UI College of Engineering halts new partnerships with Huawei

UI College of Engineering halts new partnerships with Huawei

CHAMPAIGN — The University of Illinois will stop accepting new partnerships with the Chinese tech firm Huawei, which the U.S. government considers a national-security threat.

The new policy was announced earlier this week in an email to faculty and staff in the College of Engineering.

"Effective immediately, the university will not be accepting any new grants, contracts or gifts from Huawei or any of its subsidiaries or affiliates," wrote Engineering Dean Rashid Bashir and Interim Vice Chancellor for Research Susan A. Martinis. "Faculty members with existing agreements have been notified of this decision, and they will be allowed to spend down their existing funding balances to complete the originally contracted scope of work.

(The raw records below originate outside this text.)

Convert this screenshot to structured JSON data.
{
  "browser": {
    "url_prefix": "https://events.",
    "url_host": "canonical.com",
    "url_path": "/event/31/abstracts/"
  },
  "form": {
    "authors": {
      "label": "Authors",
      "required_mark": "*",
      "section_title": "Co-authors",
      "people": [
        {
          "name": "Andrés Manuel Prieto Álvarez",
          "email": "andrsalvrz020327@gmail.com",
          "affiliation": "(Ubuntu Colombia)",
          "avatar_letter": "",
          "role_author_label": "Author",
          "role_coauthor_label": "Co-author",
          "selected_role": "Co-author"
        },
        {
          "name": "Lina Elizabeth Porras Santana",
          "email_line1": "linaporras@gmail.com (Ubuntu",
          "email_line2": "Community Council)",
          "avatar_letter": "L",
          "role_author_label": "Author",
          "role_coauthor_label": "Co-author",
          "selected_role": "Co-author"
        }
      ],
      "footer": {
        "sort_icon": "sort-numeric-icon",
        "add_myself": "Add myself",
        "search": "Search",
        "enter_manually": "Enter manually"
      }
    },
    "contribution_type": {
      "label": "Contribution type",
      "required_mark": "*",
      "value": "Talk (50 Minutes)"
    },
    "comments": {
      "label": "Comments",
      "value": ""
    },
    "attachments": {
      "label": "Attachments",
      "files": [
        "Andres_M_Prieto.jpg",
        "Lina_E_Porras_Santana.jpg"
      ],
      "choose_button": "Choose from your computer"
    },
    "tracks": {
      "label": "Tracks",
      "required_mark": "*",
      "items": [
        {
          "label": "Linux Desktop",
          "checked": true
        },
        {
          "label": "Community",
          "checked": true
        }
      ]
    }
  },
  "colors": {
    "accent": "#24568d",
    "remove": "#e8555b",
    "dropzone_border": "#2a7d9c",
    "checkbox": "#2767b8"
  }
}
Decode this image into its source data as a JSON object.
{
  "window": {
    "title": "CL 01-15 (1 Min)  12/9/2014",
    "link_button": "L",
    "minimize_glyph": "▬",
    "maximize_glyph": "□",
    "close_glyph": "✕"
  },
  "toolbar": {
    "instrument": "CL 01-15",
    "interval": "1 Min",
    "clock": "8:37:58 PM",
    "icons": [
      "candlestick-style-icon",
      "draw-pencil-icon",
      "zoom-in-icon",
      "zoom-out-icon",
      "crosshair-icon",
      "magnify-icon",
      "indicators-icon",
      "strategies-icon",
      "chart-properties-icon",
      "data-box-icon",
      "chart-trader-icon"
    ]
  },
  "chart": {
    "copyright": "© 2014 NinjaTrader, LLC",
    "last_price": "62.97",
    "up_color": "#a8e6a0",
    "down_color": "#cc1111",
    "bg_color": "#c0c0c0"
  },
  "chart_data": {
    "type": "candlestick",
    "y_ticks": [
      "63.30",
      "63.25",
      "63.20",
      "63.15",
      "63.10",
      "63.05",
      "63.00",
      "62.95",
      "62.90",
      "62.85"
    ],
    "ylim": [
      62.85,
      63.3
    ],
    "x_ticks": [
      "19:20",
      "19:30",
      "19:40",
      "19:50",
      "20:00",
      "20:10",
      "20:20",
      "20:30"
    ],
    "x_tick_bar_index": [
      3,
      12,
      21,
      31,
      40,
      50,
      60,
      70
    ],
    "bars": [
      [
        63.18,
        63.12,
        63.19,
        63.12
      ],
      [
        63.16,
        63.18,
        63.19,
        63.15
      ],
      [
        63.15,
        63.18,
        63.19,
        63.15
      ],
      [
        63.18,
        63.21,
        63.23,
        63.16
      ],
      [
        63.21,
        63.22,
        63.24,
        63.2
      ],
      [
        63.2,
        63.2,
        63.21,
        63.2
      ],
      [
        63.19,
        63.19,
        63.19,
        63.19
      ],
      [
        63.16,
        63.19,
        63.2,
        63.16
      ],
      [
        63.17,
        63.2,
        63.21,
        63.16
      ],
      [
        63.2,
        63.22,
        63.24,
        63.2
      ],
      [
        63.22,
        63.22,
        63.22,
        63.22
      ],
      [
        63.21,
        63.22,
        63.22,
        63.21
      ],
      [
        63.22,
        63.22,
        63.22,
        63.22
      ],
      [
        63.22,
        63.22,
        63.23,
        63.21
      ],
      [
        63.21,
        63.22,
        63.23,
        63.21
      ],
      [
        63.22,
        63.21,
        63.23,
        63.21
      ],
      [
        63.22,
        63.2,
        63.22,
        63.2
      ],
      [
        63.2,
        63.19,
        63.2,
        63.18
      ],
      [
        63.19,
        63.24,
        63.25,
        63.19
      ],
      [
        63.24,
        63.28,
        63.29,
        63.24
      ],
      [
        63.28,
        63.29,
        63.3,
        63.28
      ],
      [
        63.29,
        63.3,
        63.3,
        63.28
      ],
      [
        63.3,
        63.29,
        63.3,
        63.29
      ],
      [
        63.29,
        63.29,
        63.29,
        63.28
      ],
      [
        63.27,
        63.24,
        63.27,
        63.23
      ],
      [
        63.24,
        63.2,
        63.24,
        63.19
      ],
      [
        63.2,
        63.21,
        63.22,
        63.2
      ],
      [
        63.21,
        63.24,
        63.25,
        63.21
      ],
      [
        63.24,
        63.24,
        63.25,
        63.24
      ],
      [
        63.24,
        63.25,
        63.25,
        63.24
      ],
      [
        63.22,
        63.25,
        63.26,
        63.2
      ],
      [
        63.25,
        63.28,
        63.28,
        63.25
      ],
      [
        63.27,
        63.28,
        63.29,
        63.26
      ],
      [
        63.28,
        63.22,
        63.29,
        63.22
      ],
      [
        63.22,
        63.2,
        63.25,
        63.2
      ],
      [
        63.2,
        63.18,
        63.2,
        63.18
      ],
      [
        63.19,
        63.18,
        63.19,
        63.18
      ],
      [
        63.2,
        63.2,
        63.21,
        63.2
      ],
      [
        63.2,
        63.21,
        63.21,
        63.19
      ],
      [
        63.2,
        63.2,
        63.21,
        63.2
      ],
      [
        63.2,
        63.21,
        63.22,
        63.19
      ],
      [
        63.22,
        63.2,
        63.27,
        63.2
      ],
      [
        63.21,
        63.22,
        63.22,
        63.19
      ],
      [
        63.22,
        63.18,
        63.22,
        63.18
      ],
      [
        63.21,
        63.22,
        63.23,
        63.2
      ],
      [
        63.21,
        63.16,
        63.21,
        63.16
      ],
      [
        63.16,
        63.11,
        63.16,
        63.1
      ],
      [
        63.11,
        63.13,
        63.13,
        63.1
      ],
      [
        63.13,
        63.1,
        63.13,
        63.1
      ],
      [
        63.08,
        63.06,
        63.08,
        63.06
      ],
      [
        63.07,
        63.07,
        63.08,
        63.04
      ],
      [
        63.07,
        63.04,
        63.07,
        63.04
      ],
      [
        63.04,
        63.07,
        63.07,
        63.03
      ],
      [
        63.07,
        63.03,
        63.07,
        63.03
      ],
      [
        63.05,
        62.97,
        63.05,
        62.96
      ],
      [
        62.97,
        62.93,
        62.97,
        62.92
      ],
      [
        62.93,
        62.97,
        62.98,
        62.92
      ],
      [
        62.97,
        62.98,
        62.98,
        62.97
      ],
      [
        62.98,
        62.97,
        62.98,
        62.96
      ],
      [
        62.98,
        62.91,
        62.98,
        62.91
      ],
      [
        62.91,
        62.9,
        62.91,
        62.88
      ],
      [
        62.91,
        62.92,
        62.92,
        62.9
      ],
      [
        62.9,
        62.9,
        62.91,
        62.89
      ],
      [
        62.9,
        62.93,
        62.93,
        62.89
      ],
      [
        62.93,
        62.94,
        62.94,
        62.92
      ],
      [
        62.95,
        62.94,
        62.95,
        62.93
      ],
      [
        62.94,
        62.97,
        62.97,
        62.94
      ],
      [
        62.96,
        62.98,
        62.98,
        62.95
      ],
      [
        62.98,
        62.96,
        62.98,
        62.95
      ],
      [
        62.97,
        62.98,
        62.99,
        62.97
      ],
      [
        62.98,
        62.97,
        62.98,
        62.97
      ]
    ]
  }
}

New agreements or proposals will not be approved or accepted by the university."

Engineering spokesman Bill Bell said this won't impact too many researchers.

"There are 11 researchers out of about 3,000 faculty who have sponsored research awards" from Huawei, Bell said.

The UI had already taken steps in 2016 to forbid Huawei equipment from connecting to UI networks, before a law was signed last year restricting recipients of federal funding from using Huawei equipment but after U.S. officials began warning about Huawei.

Huawei also has an office at the UI Research Park, but Bell said companies there don't lease their space there through the university.

"The Huawei office lease contract is not with the university, but with the building's landlord and remains in effect," said Andrea Ruedi with Fox/Atkins Development.

Employees there use their own equipment and networks, Ruedi said earlier this year.

The office's site director did not return a request for comment. The company has denied it is a security threat.

Huawei is the second-largest manufacturer of cellphones and the world's largest manufacturer of telecommunications equipment, which is used in cell towers and routers, for example.

The U.S. government has been issuing warnings since at least 2012 that Huawei equipment could be used to spy on American companies and government agencies, though there has been no public evidence that it has done so.

The antagonism has heated up in recent months.

Meng Wanzhou, Huawei's chief financial officer and the daughter of its founder, was arrested in December for allegedly violating U.S. sanctions against Iran by selling equipment to the country through a subsidiary.

And in January, the U.S. Department of Justice filed 13 charges against the company and Meng, including for allegedly stealing trade secrets from T-Mobile.

Earlier this month, the Massachusetts Institute of Technology also ended new collaborations with Huawei and ZTE, another Chinese tech firm targeted by the U.S. government.

Bell said the UI made its decision in response to the latest developments.

"We see the new rules. We see the U.S. government filing charges," he said. "It's fair to say it was an appropriate time to reassess."